Did geneticists really breach an ethical taboo? A comment by Rob Cole

[On Octobe 24, 2012 Rob Stein blogged this ‘Geneticists Breach Ethical Taboo by Changing Genes Across Generations‘ on npr.org. The article begins: Geneticist reported Wednesday that they had crossed a threshold long considered off-limits: They have made changes in human DNA that can be passed down from one generation to the next. The article goes […]

Must’ve been ‘that time of the month’ for her to cast that vote

Apparently there is a study coming out in a peer-reviewed journal that questions whether women’s hormones play a part in their voting preferences.  A journalist at CNN decided to run a story about this.  You can read more about it here, here, and here. After causing outrage the story has been retracted. The gist of […]

Young women, don’t drink because it’s high in calories: Is this the right message? – Stacey Broom

According to this article, A labour MP in New Zealand has argued that if young women knew how many calories there were in alcoholic drinks they might think twice before getting drunk. I’m not sure how I feel about this.  In New Zealand we don’t have a particularly healthy attitude to drinking.  That is just […]

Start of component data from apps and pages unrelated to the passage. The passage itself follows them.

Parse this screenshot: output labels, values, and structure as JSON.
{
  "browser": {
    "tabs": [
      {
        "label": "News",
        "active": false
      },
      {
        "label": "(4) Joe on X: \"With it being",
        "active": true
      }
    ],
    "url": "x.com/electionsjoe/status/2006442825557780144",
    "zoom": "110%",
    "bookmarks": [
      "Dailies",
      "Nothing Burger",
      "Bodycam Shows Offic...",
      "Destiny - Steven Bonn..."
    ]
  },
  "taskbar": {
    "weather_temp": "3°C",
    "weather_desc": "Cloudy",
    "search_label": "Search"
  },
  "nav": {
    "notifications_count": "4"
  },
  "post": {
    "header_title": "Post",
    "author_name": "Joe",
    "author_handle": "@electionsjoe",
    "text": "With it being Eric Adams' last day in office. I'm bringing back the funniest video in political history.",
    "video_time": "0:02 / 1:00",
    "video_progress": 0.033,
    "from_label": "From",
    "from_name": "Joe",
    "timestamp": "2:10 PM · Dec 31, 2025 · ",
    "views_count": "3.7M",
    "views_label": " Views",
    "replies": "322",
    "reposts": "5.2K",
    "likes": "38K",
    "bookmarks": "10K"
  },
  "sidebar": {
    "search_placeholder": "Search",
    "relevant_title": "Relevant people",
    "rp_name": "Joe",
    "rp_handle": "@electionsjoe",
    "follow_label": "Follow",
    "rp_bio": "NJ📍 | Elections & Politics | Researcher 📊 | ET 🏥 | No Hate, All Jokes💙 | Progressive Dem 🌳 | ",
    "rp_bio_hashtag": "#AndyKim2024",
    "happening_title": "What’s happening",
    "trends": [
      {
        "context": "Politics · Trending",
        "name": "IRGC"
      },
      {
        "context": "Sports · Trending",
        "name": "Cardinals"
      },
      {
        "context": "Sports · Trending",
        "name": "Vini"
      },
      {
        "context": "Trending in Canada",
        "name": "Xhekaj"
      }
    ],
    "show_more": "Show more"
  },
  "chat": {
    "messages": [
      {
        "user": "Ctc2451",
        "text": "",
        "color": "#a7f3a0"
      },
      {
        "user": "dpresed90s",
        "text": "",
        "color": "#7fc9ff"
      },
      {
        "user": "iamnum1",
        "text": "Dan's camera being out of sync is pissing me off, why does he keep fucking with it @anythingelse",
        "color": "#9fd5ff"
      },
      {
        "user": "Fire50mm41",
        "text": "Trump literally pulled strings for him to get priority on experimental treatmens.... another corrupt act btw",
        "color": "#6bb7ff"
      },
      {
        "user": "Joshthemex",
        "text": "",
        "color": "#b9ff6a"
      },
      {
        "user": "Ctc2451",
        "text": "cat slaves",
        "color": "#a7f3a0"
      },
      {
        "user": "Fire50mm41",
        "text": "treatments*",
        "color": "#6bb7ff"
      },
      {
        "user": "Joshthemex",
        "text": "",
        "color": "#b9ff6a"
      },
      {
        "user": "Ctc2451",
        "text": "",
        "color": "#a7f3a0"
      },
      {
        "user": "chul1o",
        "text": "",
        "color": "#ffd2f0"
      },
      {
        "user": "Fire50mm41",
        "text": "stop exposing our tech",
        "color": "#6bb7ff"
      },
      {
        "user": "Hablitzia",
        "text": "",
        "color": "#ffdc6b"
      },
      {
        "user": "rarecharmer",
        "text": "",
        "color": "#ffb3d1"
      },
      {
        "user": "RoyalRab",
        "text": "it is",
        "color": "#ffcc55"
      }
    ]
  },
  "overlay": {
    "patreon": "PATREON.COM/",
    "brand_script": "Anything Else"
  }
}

Hypothetical STD Registry – A thought experiment by a bioethics student

This is an excerpt of a bioethics student’s paper submitted as a coursework assignment. They were kind enough allow it to be published on this blog. Hopefully it will generate some constructive feedback.   Imagine a situation whereby a law was passed that required all STD’s to be registered and put on an open source […]

The role of Bioethics in Rehumanising Medicine? A comment from a bioethics postgrad

I was reading this article, which is essentially about how to keep the ‘human element’ central in the practice of medicine, especially amidst all the technological advances that have been gained from reductionist methodologies. It puts this in a historical context starting from about the end of the 19th century, the rough time at which the author reports that biomedical science really began […]

What is Bioethics? A Conversation – By Professor Grant Gillett

Professor Grant Gillett has kindly offered us his more than half-baked conversation on ‘What is Bioethics?’  Comments and feedback are welcome. A: Bioethics, what is that? Philosophy I know, psychology I know, sociology I know, even anthropology I have a passing acquaintance with although I do not like to admit to it in proper academic […]

Disconnect between memories and experiences, why Mondays aren’t so blue – By Stacey Broom

I came across an article, ‘Mondays Aren’t as Blue as We Think,’ which I found quite interesting.  Essentially what the author, Arthur A. Stone, says is that our feelings about experiences can be retrospective, in that what we remember of the experience shapes how we feel about the experience.  Rather than our actual experiences shaping […]

Running scared from perceived Potter partnership? – By Stacey Broom

I read an article yesterday that I found a little interesting. Apparently, a natural therapy clinic had been established at Whanganui Hospital but has since been put on hold due it its links with witchcraft. Okay, I admit to being a little naive about what a link with witchcraft means in 2012. To me, a link with […]

Half-baked thoughts

Welcome to Ars Coquinaria Bioethique, the home of the half-baked thought.  This blog was set up by students of the Bioethics Centre at the University of Otago, Dunedin, New Zealand.  As students it’s easy to feel intimidated by “proper” academic blogs because you might not feel like your ideas are as good as the “real” academics. […]